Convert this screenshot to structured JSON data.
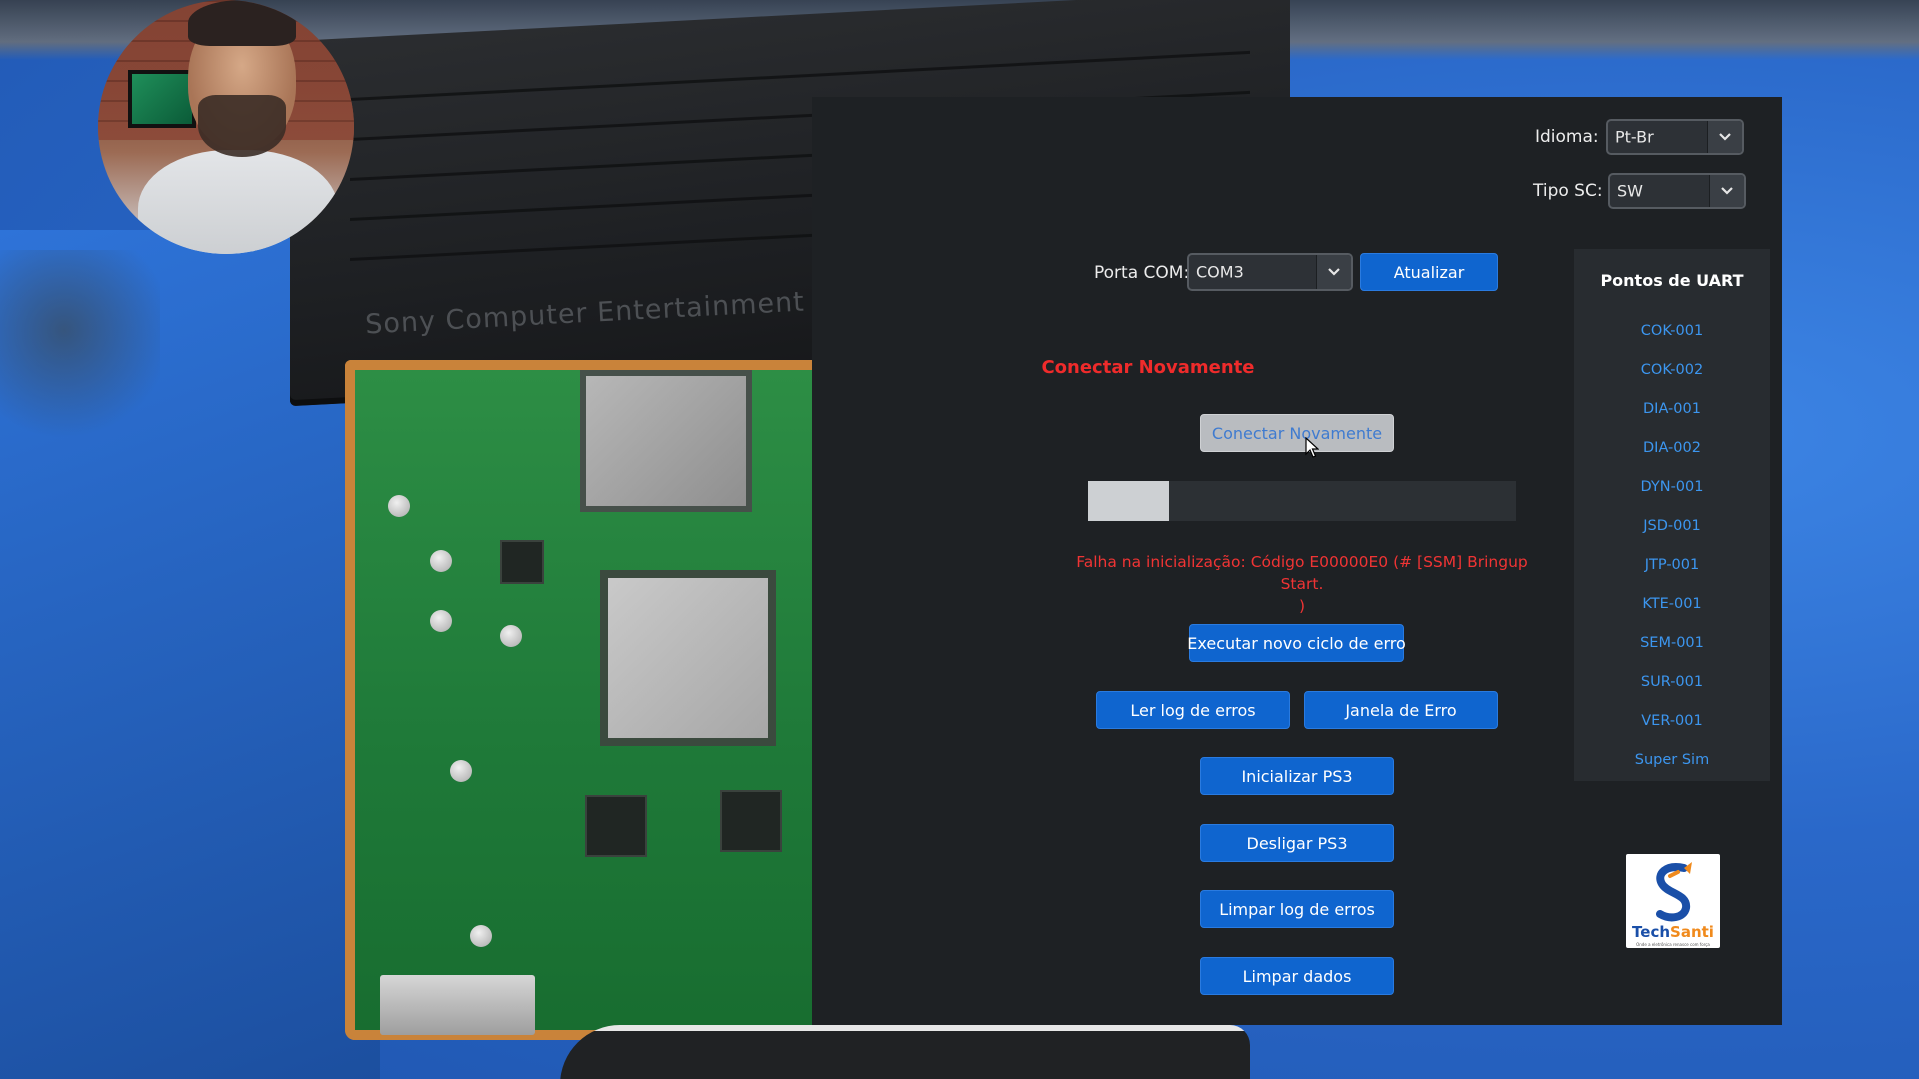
{
  "scene": {
    "console_brand": "Sony Computer Entertainment"
  },
  "settings": {
    "language_label": "Idioma:",
    "language_value": "Pt-Br",
    "sc_type_label": "Tipo SC:",
    "sc_type_value": "SW"
  },
  "connection": {
    "port_label": "Porta COM:",
    "port_value": "COM3",
    "refresh_label": "Atualizar",
    "status_title": "Conectar Novamente",
    "reconnect_label": "Conectar Novamente",
    "progress": 0.19,
    "error_message": "Falha na inicialização: Código E00000E0 (# [SSM] Bringup Start.\n)"
  },
  "actions": {
    "run_error_cycle": "Executar novo ciclo de erro",
    "read_error_log": "Ler log de erros",
    "error_window": "Janela de Erro",
    "init_ps3": "Inicializar PS3",
    "shutdown_ps3": "Desligar PS3",
    "clear_error_log": "Limpar log de erros",
    "clear_data": "Limpar dados"
  },
  "uart": {
    "title": "Pontos de UART",
    "items": [
      "COK-001",
      "COK-002",
      "DIA-001",
      "DIA-002",
      "DYN-001",
      "JSD-001",
      "JTP-001",
      "KTE-001",
      "SEM-001",
      "SUR-001",
      "VER-001",
      "Super Sim"
    ]
  },
  "logo": {
    "brand_text": "TechSanti",
    "tagline": "Onde a eletrônica renasce com força"
  },
  "colors": {
    "app_bg": "#1e2124",
    "button_blue": "#0f65cf",
    "error_red": "#ef2b2b",
    "link_blue": "#3c96ef"
  },
  "icons": {
    "dropdown": "chevron-down-icon",
    "cursor": "mouse-pointer-icon",
    "logo": "techsanti-s-logo"
  }
}
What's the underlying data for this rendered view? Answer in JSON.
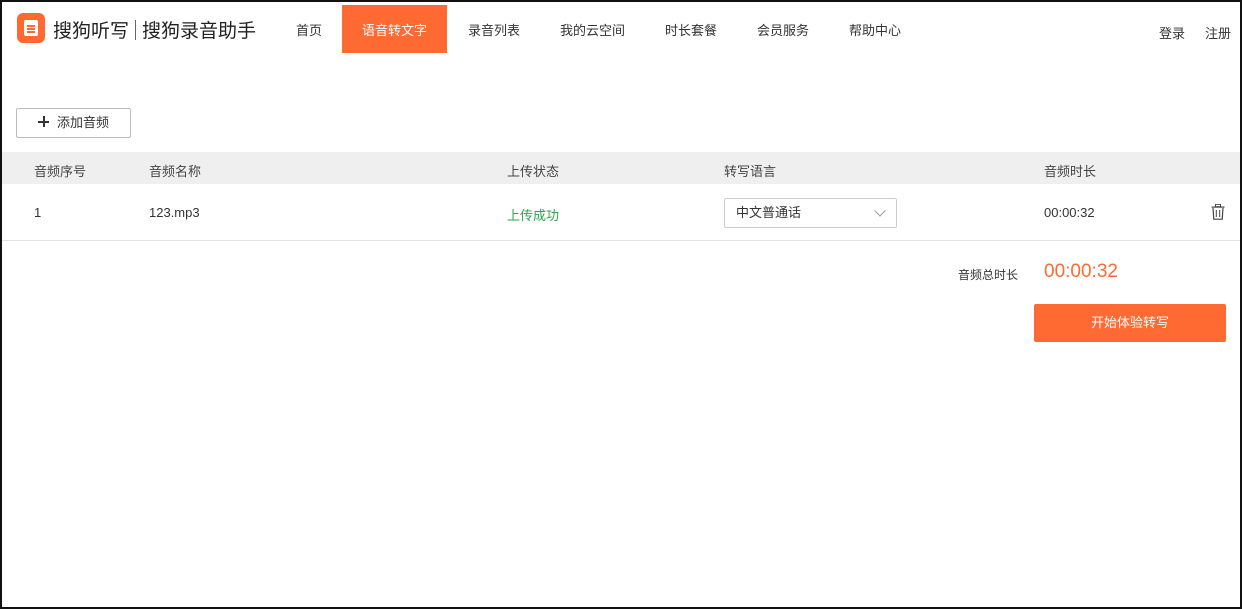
{
  "header": {
    "brand_primary": "搜狗听写",
    "brand_secondary": "搜狗录音助手",
    "nav": [
      {
        "label": "首页",
        "active": false
      },
      {
        "label": "语音转文字",
        "active": true
      },
      {
        "label": "录音列表",
        "active": false
      },
      {
        "label": "我的云空间",
        "active": false
      },
      {
        "label": "时长套餐",
        "active": false
      },
      {
        "label": "会员服务",
        "active": false
      },
      {
        "label": "帮助中心",
        "active": false
      }
    ],
    "login": "登录",
    "register": "注册"
  },
  "toolbar": {
    "add_audio_label": "添加音频"
  },
  "table": {
    "columns": [
      "音频序号",
      "音频名称",
      "上传状态",
      "转写语言",
      "音频时长"
    ],
    "rows": [
      {
        "index": "1",
        "name": "123.mp3",
        "status": "上传成功",
        "language": "中文普通话",
        "duration": "00:00:32"
      }
    ]
  },
  "summary": {
    "total_label": "音频总时长",
    "total_value": "00:00:32",
    "start_button": "开始体验转写"
  },
  "colors": {
    "accent": "#ff6a33",
    "success": "#2aa84a",
    "header_row_bg": "#efefef"
  },
  "icons": {
    "logo": "sogou-record-logo-icon",
    "add": "plus-icon",
    "dropdown": "chevron-down-icon",
    "delete": "trash-icon"
  }
}
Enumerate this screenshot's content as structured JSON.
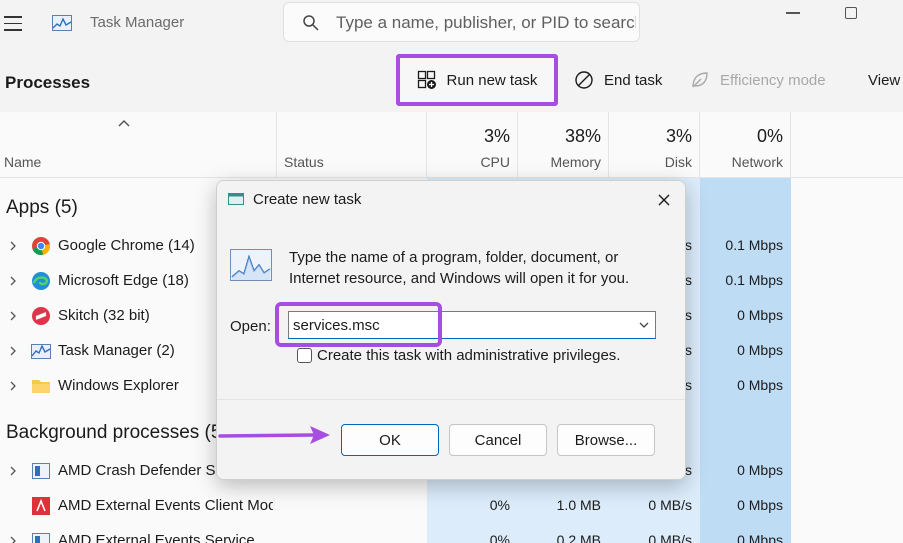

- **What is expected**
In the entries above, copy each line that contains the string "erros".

- **Answer to the problem**
    "read_error_log": "Ler log de erros",
    "clear_error_log": "Limpar log de erros",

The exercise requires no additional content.